A risk factor is something that increases your chance of getting a disease or condition.
It is possible to develop pneumonia with or without the risk factors listed below. However, the more risk factors you have, the greater your chance of developing pneumonia. If you have a number of risk factors, ask your doctor what you can do to reduce your risk.
Smoking and Second-hand Smoke
People who smoke have a much higher risk of developing pneumonia. If you stop smoking, your risk will gradually return to normal. However, this may take as long as 10 years.
You are also at risk for pneumonia if you are regularly exposed to second-hand smoke. For example, children in households where the parents smoke have higher rates of pneumonia than do children in smoke-free households.
Alcohol and Drug Abuse
Crowded Living Conditions
The risk of pneumonia is increased among people living in crowded conditions, such as:
- Students in dormitories
- People living in institutions
- Military personnel in barracks
- People living in nursing homes
People who are hospitalized have a much higher risk of developing pneumonia than do non-hospitalized individuals. This risk is even higher for people who have recently undergone major surgery or who are on ventilators. Other medical conditions that can increase your risk of developing pneumonia include:
- Conditions that interfere with your gag reflex:
- Conditions that weaken your immune system:
- Chronic obstructive pulmonary disease (COPD)
- Kidney disease
- Sleep apnea
- Heart failure
- Poor nutrition
- Generally debilitated state
- Allergies or asthma
- Liver disease
- Mechanical ventilation
Children have a higher risk of developing pneumonia if they have:
- A weakened immune system
- Gastroesophageal reflux disorder (GERD)
- Lung or heart defects
- Allergies or asthma
- Nervous system defects that affect the muscles of the mouth and/or throat
Pneumonia is more common among certain age groups:
- Young children
- Older adults
A number of genetic disorders can predispose you to pneumonia, such as:
Occupational exposure to toxic chemical fumes and/or smoke can weaken your lung’s defenses. This can increase your vulnerability to pneumonia germs.
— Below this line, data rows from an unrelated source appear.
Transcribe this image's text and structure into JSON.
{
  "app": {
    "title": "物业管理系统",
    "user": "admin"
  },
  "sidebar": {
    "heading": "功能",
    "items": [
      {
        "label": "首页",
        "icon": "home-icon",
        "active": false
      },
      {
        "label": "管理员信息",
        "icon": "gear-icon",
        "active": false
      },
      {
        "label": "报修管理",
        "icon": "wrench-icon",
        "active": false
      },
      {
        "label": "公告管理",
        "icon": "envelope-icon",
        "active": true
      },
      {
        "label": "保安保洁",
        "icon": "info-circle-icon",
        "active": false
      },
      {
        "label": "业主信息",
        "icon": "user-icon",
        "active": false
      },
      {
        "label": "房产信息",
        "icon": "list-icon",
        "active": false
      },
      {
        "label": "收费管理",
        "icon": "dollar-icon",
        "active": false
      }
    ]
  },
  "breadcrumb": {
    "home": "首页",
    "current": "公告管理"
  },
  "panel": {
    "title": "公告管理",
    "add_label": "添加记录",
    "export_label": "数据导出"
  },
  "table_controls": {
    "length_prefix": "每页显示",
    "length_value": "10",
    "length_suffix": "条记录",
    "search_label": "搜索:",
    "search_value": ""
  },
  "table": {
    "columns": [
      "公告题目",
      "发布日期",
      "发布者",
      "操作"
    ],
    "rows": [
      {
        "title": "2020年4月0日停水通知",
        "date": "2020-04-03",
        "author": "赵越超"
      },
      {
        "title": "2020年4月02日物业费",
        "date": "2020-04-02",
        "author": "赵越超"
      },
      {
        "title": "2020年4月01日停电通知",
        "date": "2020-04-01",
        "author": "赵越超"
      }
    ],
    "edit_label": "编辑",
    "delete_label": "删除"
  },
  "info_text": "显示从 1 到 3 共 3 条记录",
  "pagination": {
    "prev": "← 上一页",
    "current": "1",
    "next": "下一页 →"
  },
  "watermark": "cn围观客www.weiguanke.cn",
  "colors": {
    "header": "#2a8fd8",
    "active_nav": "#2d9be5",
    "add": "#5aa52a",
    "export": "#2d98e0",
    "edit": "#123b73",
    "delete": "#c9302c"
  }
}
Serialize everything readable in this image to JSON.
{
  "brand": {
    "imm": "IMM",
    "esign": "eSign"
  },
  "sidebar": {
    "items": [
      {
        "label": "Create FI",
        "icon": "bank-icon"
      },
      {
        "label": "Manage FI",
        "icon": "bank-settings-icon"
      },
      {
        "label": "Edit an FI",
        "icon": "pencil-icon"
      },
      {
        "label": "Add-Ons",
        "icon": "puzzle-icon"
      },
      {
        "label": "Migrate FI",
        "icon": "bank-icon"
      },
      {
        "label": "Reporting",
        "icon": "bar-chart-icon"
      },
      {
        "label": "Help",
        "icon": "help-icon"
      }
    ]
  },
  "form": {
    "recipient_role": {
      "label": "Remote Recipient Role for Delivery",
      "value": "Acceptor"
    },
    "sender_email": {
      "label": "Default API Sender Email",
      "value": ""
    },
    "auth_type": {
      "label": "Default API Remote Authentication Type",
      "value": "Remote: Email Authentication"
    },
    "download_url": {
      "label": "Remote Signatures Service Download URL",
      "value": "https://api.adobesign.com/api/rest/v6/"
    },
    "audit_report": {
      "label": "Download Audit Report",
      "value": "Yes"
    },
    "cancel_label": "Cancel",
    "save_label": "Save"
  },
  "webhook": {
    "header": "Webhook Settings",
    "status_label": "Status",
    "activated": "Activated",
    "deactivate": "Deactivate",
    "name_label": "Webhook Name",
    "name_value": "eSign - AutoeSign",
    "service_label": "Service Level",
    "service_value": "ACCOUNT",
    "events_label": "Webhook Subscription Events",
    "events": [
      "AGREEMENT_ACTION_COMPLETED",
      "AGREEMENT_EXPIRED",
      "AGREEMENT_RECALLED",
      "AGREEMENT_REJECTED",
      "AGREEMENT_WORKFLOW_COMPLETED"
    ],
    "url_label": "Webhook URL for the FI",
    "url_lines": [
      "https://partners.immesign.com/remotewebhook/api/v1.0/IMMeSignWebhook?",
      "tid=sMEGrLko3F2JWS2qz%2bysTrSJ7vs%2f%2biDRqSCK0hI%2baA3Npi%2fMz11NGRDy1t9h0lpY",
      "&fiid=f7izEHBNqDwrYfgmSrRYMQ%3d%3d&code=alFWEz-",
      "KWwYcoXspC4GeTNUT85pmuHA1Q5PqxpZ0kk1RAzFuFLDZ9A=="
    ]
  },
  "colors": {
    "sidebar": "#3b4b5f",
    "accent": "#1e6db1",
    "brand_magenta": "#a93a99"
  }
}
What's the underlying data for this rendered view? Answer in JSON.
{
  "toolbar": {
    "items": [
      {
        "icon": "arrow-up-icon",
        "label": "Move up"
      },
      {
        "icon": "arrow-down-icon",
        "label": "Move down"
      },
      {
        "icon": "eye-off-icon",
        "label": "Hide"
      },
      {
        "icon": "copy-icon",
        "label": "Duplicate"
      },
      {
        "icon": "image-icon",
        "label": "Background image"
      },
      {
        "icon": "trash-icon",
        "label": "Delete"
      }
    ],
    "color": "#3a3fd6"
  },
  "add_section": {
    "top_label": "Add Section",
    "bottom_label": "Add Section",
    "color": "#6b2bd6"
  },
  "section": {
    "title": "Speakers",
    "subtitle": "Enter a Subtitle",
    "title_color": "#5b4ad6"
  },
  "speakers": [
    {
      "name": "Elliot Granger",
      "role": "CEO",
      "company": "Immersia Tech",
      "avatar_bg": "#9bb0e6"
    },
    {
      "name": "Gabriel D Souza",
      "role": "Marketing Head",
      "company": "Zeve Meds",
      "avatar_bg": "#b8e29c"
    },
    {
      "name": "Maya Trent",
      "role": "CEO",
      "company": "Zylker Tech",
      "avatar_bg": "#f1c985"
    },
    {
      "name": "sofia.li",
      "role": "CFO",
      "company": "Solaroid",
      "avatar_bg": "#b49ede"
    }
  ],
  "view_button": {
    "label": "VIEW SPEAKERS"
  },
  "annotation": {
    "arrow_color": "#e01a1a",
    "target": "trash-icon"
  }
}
Community-acquired pneumonia in adults. EBSCO DynaMed website. Available at:http://www.dynamed.com/topics/dmp~AN~T115170/Community-acquired-pneumonia-in-adults. Accessed November 10, 2019.
Community-acquired pneumonia in children. EBSCO DynaMed website. Available at:http://www.dynamed.com/topics/dmp~AN~T113670/Community-acquired-pneumonia-in-children. Accessed November 10, 2019.
Flanders SA, Collard HR, Saint S. Nosocomial pneumonia: state of the science. Am J Infect Control. 2006;34(2):84-93.
Pneumonia symptoms, causes, and risk factors. American Lung Association website. Available at: http://www.lung.org/lung-health-and-diseases/lung-disease-lookup/pneumonia/symptoms-causes-and-risk.html. Accessed November 10, 2019.
Risk factors. National Heart, Lung, and Blood website. Available at: http://www.nhlbi.nih.gov/health/health-topics/topics/pnu/atrisk. Accessed November 10, 2019.
Last reviewed January 2020 by EBSCO Medical Review Board David L. Horn, MD, FACP Last Updated:1/21/2020